■ Task requirements: Send back every line of the data exactly.

■ Data extract:
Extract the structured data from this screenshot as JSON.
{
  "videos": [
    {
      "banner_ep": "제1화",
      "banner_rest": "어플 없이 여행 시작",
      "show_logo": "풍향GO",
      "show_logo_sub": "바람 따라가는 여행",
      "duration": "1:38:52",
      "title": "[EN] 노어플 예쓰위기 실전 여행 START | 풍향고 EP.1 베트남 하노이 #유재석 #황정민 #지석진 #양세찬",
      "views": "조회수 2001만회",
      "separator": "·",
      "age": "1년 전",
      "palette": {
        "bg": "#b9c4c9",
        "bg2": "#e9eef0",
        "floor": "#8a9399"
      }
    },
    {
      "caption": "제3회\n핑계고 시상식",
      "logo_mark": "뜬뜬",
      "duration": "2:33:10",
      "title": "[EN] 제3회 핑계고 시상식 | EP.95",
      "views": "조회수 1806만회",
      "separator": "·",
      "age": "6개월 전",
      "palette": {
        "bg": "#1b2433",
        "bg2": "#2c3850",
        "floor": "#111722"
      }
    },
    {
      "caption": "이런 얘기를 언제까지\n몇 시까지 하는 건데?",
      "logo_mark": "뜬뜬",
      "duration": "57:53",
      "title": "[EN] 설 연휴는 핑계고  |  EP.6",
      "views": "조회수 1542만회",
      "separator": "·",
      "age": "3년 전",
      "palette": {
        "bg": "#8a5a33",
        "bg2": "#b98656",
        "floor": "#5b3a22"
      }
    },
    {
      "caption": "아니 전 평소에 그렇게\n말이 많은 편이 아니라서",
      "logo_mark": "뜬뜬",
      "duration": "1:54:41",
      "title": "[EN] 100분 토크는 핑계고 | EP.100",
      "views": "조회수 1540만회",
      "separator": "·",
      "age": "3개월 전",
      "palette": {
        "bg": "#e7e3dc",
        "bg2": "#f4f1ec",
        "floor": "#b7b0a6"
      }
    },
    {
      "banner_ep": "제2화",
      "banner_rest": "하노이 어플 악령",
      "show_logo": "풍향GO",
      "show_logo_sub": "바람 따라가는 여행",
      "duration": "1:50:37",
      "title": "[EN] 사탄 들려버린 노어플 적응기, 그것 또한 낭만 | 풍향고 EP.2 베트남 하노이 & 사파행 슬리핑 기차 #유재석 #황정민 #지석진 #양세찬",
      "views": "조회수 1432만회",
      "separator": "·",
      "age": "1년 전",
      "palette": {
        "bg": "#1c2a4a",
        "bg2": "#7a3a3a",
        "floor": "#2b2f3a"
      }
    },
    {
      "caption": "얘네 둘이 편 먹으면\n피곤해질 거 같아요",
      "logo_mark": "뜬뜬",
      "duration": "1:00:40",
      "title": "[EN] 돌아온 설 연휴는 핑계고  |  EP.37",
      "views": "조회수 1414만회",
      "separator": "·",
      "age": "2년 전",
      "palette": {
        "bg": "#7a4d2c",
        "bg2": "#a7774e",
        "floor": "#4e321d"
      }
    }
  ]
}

■ Solution for this problem:
Extract the structured data from this screenshot as JSON.
{
  "videos": [
    {
      "banner_ep": "제1화",
      "banner_rest": "어플 없이 여행 시작",
      "show_logo": "풍향GO",
      "show_logo_sub": "바람 따라가는 여행",
      "duration": "1:38:52",
      "title": "[EN] 노어플 예쓰위기 실전 여행 START | 풍향고 EP.1 베트남 하노이 #유재석 #황정민 #지석진 #양세찬",
      "views": "조회수 2001만회",
      "separator": "·",
      "age": "1년 전",
      "palette": {
        "bg": "#b9c4c9",
        "bg2": "#e9eef0",
        "floor": "#8a9399"
      }
    },
    {
      "caption": "제3회\n핑계고 시상식",
      "logo_mark": "뜬뜬",
      "duration": "2:33:10",
      "title": "[EN] 제3회 핑계고 시상식 | EP.95",
      "views": "조회수 1806만회",
      "separator": "·",
      "age": "6개월 전",
      "palette": {
        "bg": "#1b2433",
        "bg2": "#2c3850",
        "floor": "#111722"
      }
    },
    {
      "caption": "이런 얘기를 언제까지\n몇 시까지 하는 건데?",
      "logo_mark": "뜬뜬",
      "duration": "57:53",
      "title": "[EN] 설 연휴는 핑계고  |  EP.6",
      "views": "조회수 1542만회",
      "separator": "·",
      "age": "3년 전",
      "palette": {
        "bg": "#8a5a33",
        "bg2": "#b98656",
        "floor": "#5b3a22"
      }
    },
    {
      "caption": "아니 전 평소에 그렇게\n말이 많은 편이 아니라서",
      "logo_mark": "뜬뜬",
      "duration": "1:54:41",
      "title": "[EN] 100분 토크는 핑계고 | EP.100",
      "views": "조회수 1540만회",
      "separator": "·",
      "age": "3개월 전",
      "palette": {
        "bg": "#e7e3dc",
        "bg2": "#f4f1ec",
        "floor": "#b7b0a6"
      }
    },
    {
      "banner_ep": "제2화",
      "banner_rest": "하노이 어플 악령",
      "show_logo": "풍향GO",
      "show_logo_sub": "바람 따라가는 여행",
      "duration": "1:50:37",
      "title": "[EN] 사탄 들려버린 노어플 적응기, 그것 또한 낭만 | 풍향고 EP.2 베트남 하노이 & 사파행 슬리핑 기차 #유재석 #황정민 #지석진 #양세찬",
      "views": "조회수 1432만회",
      "separator": "·",
      "age": "1년 전",
      "palette": {
        "bg": "#1c2a4a",
        "bg2": "#7a3a3a",
        "floor": "#2b2f3a"
      }
    },
    {
      "caption": "얘네 둘이 편 먹으면\n피곤해질 거 같아요",
      "logo_mark": "뜬뜬",
      "duration": "1:00:40",
      "title": "[EN] 돌아온 설 연휴는 핑계고  |  EP.37",
      "views": "조회수 1414만회",
      "separator": "·",
      "age": "2년 전",
      "palette": {
        "bg": "#7a4d2c",
        "bg2": "#a7774e",
        "floor": "#4e321d"
      }
    }
  ]
}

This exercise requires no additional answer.